Long-term research is of vital importance in nature conservation studies, because it enables researchers to collect a great amount of data.
These data are crucial to better know and understand how the ecosystems and species studied function, and in this way make the conservation measures implemented more relevant.
This is particularly true of certain species of birds whose chicks are ringed with metal and/or PVC bands, which makes it possible to better understand the variables that affect their survival and to better track them during their seasonal movements, and even for some of them their intercontinental migrations.
The effects of these ringing operations, which are potentially disturbing for the birds and must therefore follow very strict protocols, have rarely been studied, particularly in mixed colonies in which several species live together, each with its own sensitivity to such disturbances.

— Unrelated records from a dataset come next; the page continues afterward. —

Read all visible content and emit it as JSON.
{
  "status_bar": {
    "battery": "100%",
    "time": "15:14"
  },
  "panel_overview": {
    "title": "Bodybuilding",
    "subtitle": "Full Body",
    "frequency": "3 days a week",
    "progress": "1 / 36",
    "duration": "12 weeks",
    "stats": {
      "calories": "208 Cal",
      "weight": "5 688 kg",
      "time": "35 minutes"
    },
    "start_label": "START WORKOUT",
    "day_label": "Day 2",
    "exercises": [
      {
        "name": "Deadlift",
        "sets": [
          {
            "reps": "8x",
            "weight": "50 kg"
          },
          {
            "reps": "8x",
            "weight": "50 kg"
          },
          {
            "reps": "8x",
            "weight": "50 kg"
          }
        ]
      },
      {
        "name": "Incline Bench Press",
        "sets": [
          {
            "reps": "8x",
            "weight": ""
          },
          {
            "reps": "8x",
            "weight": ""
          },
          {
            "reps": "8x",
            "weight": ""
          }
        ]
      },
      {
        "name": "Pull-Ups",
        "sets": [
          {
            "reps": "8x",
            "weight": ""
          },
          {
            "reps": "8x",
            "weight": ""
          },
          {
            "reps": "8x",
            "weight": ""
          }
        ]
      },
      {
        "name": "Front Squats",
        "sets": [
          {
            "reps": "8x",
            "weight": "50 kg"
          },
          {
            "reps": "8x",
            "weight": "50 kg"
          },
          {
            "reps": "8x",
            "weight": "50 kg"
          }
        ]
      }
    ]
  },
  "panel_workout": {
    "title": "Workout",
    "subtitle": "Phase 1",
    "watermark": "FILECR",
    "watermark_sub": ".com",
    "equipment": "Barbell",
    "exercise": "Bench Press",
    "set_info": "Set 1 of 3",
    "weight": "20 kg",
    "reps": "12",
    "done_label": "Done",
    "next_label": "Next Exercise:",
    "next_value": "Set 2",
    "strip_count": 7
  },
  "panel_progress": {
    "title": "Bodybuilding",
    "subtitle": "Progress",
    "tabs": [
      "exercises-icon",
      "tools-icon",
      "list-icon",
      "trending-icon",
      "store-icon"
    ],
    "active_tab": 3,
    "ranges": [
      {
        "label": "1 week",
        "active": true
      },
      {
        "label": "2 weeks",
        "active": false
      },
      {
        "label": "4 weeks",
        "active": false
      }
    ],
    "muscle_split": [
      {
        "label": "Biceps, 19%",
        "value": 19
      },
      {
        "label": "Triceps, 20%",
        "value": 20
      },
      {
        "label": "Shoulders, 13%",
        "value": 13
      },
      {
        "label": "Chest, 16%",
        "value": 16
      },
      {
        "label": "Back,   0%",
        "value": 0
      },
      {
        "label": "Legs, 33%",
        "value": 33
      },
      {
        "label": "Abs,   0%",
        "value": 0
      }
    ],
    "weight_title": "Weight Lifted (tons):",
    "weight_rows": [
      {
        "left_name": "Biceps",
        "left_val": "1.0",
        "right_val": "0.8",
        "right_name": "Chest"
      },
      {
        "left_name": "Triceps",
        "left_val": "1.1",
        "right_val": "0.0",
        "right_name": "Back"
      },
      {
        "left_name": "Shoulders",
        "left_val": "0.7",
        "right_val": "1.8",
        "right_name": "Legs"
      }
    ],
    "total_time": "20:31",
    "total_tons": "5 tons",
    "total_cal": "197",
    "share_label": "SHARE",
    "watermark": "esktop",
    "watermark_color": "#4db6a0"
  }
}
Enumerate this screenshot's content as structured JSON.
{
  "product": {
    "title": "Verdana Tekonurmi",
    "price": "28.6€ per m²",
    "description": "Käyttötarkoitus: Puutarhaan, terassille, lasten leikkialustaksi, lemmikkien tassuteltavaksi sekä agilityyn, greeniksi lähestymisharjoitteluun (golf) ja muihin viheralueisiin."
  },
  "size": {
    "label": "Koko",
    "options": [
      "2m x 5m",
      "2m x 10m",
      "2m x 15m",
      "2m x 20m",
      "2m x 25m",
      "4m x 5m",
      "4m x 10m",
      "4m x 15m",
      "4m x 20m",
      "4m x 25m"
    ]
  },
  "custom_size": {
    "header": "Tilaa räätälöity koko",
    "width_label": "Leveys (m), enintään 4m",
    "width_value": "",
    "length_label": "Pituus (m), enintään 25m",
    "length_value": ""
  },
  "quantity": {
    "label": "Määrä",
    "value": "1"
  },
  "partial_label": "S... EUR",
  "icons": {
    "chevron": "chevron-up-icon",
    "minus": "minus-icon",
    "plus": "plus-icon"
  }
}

Since its founding in 1954, the Tour du Valat has conducted numerous bird-ringing operations in the Camargue on several species, so wished to study the effects of such ringing on a colony of Glossy Ibis (Plegadis falcinellus), within the framework of its research programme on this species (find out more).
These operations are conducted in the spring in a flooded tamarisk thicket at the Scamandre Regional Natural Reserve (Gard). It features the largest heronry in France and one of the largest in Europe, and is home to several hundred pairs of Glossy Ibises, Little Egrets (Egretta garzetta), Cattle Egrets (Bubulcus ibis), Squacco Herons (Ardeola ralloides), Black-crowned Night-Herons (Nycticorax nycticorax), and dozens of Grey Herons (Ardea cinerea). All of these species nest together, with mixed nests that are very close to each other.
Based on the monitoring of more than 300 nests of Little Egrets, Cattle Egrets, and Glossy Ibises, our study on the effects of ringing operations showed there was no major negative effect on nest success or chick survival for any of the species studied. The nest height and installation date in the colony are the most significant variables for explaining the breeding success of these species.
However, the breeding success of the Glossy Ibis seems to decrease slightly because of ringing, yet this drop does not seem to be the direct consequence of handling them. Therefore, the causes behind this slight drop in the survival rate of fledglings must still be explained.
Initiated in 2006 when the first colony was established, the Glossy Ibis ringing occurred at the same time as an exponential increase in this species—today there are more than 1000 pairs on the site. Our ringing operations have shown that breeding is expanding along the French Mediterranean coast, the multiple exchanges with Spanish populations, as well as the dispersal of ibises that sometimes travel quite far, as attested by the recent sighting of an ibis chick in the Azores that was ringed in May 2019 at the Scamandre colony.
The complete study, including the protocol used and the results, has been published by PeerJ, and can be downloaded for free by clicking on this link.
Bibliographical reference: Champagnon J., Carré H., Gili L. 2019. Effects of research disturbance on nest survival in a mixed colony of waterbirds. PeerJ 7:e7844. doi: 10.7717/peerj.7844